[Extracted data Boundary: Start]

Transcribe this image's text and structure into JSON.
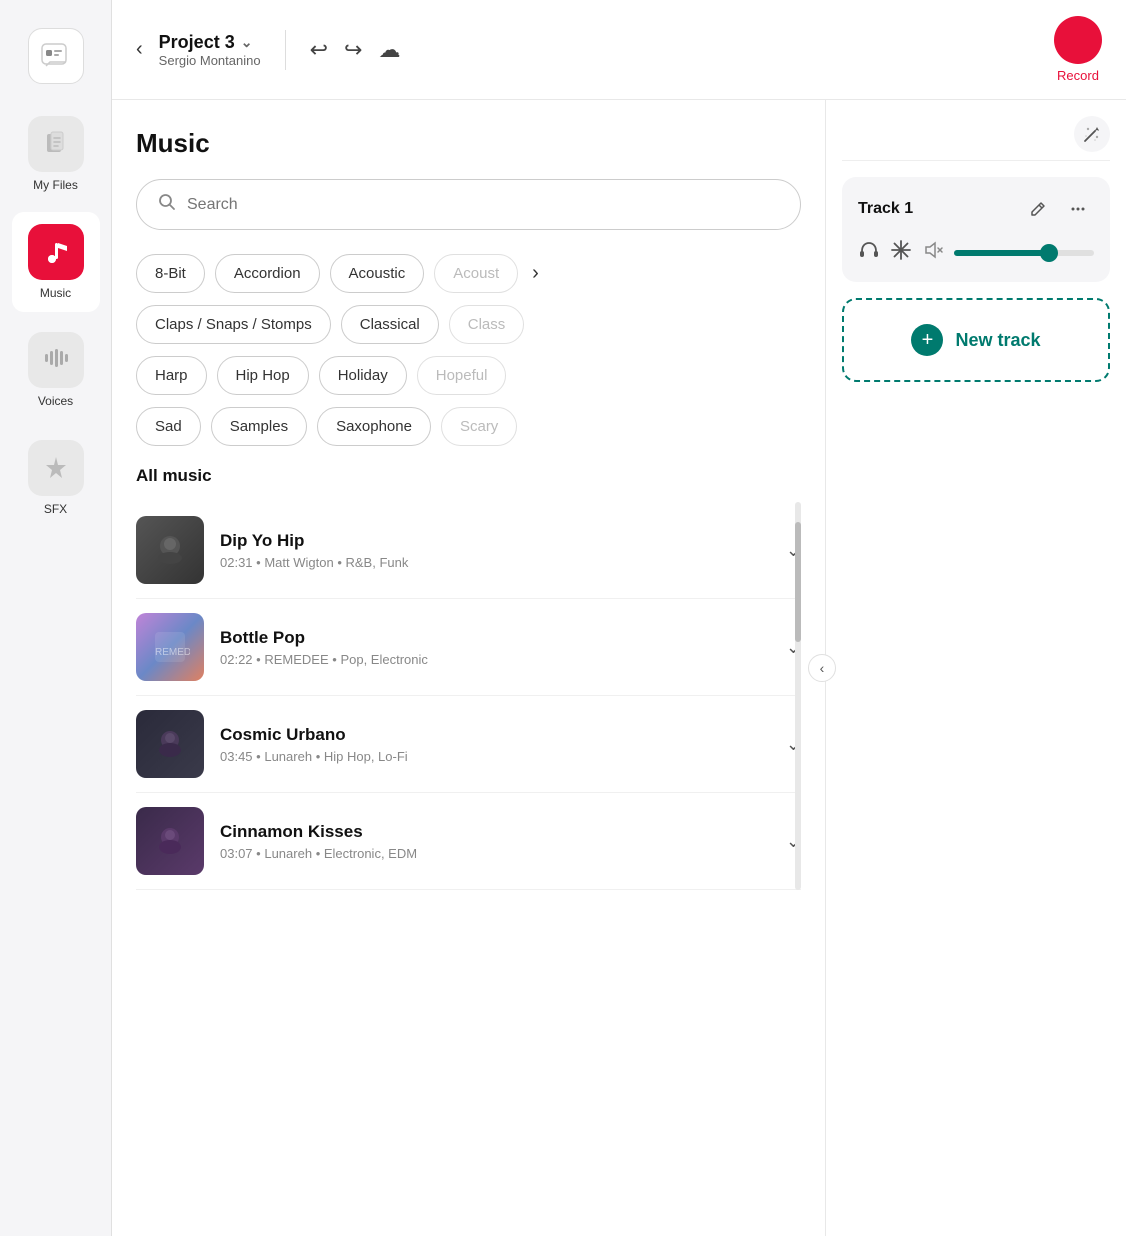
{
  "app": {
    "logo_icon": "💬",
    "project_name": "Project 3",
    "project_owner": "Sergio Montanino",
    "record_label": "Record"
  },
  "sidebar": {
    "items": [
      {
        "id": "logo",
        "icon": "🗨",
        "label": ""
      },
      {
        "id": "myfiles",
        "icon": "📄",
        "label": "My Files"
      },
      {
        "id": "music",
        "icon": "🎵",
        "label": "Music"
      },
      {
        "id": "voices",
        "icon": "🎚",
        "label": "Voices"
      },
      {
        "id": "sfx",
        "icon": "✨",
        "label": "SFX"
      }
    ]
  },
  "music_panel": {
    "title": "Music",
    "search_placeholder": "Search",
    "tags_row1": [
      {
        "id": "8bit",
        "label": "8-Bit",
        "faded": false
      },
      {
        "id": "accordion",
        "label": "Accordion",
        "faded": false
      },
      {
        "id": "acoustic",
        "label": "Acoustic",
        "faded": false
      },
      {
        "id": "acoustic2",
        "label": "Acoust",
        "faded": true
      }
    ],
    "tags_row2": [
      {
        "id": "claps",
        "label": "Claps / Snaps / Stomps",
        "faded": false
      },
      {
        "id": "classical",
        "label": "Classical",
        "faded": false
      },
      {
        "id": "class2",
        "label": "Class",
        "faded": true
      }
    ],
    "tags_row3": [
      {
        "id": "harp",
        "label": "Harp",
        "faded": false
      },
      {
        "id": "hiphop",
        "label": "Hip Hop",
        "faded": false
      },
      {
        "id": "holiday",
        "label": "Holiday",
        "faded": false
      },
      {
        "id": "hopeful",
        "label": "Hopeful",
        "faded": true
      }
    ],
    "tags_row4": [
      {
        "id": "sad",
        "label": "Sad",
        "faded": false
      },
      {
        "id": "samples",
        "label": "Samples",
        "faded": false
      },
      {
        "id": "saxophone",
        "label": "Saxophone",
        "faded": false
      },
      {
        "id": "scary",
        "label": "Scary",
        "faded": true
      }
    ],
    "section_title": "All music",
    "tracks": [
      {
        "id": "dip-yo-hip",
        "name": "Dip Yo Hip",
        "duration": "02:31",
        "artist": "Matt Wigton",
        "genre": "R&B, Funk",
        "thumb_class": "hip"
      },
      {
        "id": "bottle-pop",
        "name": "Bottle Pop",
        "duration": "02:22",
        "artist": "REMEDEE",
        "genre": "Pop, Electronic",
        "thumb_class": "bottle"
      },
      {
        "id": "cosmic-urbano",
        "name": "Cosmic Urbano",
        "duration": "03:45",
        "artist": "Lunareh",
        "genre": "Hip Hop, Lo-Fi",
        "thumb_class": "cosmic"
      },
      {
        "id": "cinnamon-kisses",
        "name": "Cinnamon Kisses",
        "duration": "03:07",
        "artist": "Lunareh",
        "genre": "Electronic, EDM",
        "thumb_class": "cinnamon"
      }
    ]
  },
  "right_panel": {
    "track1_name": "Track 1",
    "new_track_label": "New track",
    "volume_percent": 70
  }
}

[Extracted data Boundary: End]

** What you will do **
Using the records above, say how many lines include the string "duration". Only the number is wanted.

** Answer area **
4